Problem requirements |
Which of the lines below include the word "Template"? Pull each one out.

Provided material |
—————
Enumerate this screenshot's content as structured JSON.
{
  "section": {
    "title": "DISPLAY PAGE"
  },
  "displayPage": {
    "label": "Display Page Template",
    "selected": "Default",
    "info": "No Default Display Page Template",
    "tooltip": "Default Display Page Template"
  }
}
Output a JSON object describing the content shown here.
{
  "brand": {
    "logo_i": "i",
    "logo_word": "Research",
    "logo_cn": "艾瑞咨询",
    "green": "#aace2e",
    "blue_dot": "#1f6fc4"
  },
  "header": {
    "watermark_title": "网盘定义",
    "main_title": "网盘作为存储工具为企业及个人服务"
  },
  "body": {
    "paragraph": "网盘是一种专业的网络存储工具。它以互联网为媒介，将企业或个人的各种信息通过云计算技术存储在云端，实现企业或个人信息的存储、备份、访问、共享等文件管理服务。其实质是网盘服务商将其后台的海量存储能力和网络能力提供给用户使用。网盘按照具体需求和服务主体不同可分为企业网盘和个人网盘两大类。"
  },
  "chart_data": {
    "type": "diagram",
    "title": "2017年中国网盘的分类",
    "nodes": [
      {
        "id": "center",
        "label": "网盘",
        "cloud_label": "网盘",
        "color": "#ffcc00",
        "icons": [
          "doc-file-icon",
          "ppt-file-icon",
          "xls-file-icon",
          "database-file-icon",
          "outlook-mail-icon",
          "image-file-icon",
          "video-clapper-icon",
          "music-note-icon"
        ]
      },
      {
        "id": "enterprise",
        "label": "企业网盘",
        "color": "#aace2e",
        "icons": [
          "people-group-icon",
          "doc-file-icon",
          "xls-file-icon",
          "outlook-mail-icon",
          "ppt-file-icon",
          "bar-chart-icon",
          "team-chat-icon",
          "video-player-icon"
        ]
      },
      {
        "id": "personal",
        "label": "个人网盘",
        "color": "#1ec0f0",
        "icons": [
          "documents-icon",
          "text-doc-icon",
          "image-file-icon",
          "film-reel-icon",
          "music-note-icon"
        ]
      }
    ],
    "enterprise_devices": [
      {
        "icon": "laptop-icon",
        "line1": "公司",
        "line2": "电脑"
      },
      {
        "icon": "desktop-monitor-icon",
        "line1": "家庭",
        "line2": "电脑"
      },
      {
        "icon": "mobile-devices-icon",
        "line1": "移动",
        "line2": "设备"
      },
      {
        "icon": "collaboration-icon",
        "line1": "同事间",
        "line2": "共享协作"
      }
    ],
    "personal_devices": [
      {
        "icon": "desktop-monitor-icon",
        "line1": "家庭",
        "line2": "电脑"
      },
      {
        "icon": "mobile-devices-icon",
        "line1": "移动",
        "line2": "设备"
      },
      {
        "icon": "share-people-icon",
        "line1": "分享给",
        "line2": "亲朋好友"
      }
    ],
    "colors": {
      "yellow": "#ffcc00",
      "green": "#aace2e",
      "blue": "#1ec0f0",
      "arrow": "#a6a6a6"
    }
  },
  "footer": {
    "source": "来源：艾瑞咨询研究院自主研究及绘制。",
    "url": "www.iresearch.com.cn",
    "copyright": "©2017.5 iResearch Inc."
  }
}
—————
Answer |
    "label": "Display Page Template",
    "info": "No Default Display Page Template",
    "tooltip": "Default Display Page Template"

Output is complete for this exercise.